RECORDS SUPPLIED Block Start
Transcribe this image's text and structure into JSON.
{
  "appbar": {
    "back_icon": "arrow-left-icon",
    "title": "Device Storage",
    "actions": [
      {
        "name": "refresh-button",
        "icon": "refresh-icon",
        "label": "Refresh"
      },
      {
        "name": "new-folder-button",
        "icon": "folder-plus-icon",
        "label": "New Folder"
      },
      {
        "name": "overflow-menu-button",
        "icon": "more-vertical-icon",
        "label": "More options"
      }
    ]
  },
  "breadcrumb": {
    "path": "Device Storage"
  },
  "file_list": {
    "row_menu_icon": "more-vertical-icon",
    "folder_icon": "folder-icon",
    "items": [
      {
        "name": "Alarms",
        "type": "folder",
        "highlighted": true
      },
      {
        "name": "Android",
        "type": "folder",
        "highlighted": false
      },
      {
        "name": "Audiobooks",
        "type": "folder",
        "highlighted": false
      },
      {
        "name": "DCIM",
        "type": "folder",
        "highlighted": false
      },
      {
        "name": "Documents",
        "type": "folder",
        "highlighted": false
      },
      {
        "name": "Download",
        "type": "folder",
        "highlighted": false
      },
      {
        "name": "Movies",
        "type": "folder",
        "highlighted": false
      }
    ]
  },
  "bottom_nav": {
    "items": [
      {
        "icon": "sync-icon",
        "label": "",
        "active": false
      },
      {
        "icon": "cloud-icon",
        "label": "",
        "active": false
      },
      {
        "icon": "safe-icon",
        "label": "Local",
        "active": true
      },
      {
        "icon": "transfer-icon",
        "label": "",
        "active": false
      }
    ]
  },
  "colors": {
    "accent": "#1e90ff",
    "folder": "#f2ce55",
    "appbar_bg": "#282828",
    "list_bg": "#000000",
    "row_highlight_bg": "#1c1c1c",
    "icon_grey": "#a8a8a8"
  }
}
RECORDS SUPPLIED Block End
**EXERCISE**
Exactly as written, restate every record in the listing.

**FINISHED TASK**
Transcribe this image's text and structure into JSON.
{
  "appbar": {
    "back_icon": "arrow-left-icon",
    "title": "Device Storage",
    "actions": [
      {
        "name": "refresh-button",
        "icon": "refresh-icon",
        "label": "Refresh"
      },
      {
        "name": "new-folder-button",
        "icon": "folder-plus-icon",
        "label": "New Folder"
      },
      {
        "name": "overflow-menu-button",
        "icon": "more-vertical-icon",
        "label": "More options"
      }
    ]
  },
  "breadcrumb": {
    "path": "Device Storage"
  },
  "file_list": {
    "row_menu_icon": "more-vertical-icon",
    "folder_icon": "folder-icon",
    "items": [
      {
        "name": "Alarms",
        "type": "folder",
        "highlighted": true
      },
      {
        "name": "Android",
        "type": "folder",
        "highlighted": false
      },
      {
        "name": "Audiobooks",
        "type": "folder",
        "highlighted": false
      },
      {
        "name": "DCIM",
        "type": "folder",
        "highlighted": false
      },
      {
        "name": "Documents",
        "type": "folder",
        "highlighted": false
      },
      {
        "name": "Download",
        "type": "folder",
        "highlighted": false
      },
      {
        "name": "Movies",
        "type": "folder",
        "highlighted": false
      }
    ]
  },
  "bottom_nav": {
    "items": [
      {
        "icon": "sync-icon",
        "label": "",
        "active": false
      },
      {
        "icon": "cloud-icon",
        "label": "",
        "active": false
      },
      {
        "icon": "safe-icon",
        "label": "Local",
        "active": true
      },
      {
        "icon": "transfer-icon",
        "label": "",
        "active": false
      }
    ]
  },
  "colors": {
    "accent": "#1e90ff",
    "folder": "#f2ce55",
    "appbar_bg": "#282828",
    "list_bg": "#000000",
    "row_highlight_bg": "#1c1c1c",
    "icon_grey": "#a8a8a8"
  }
}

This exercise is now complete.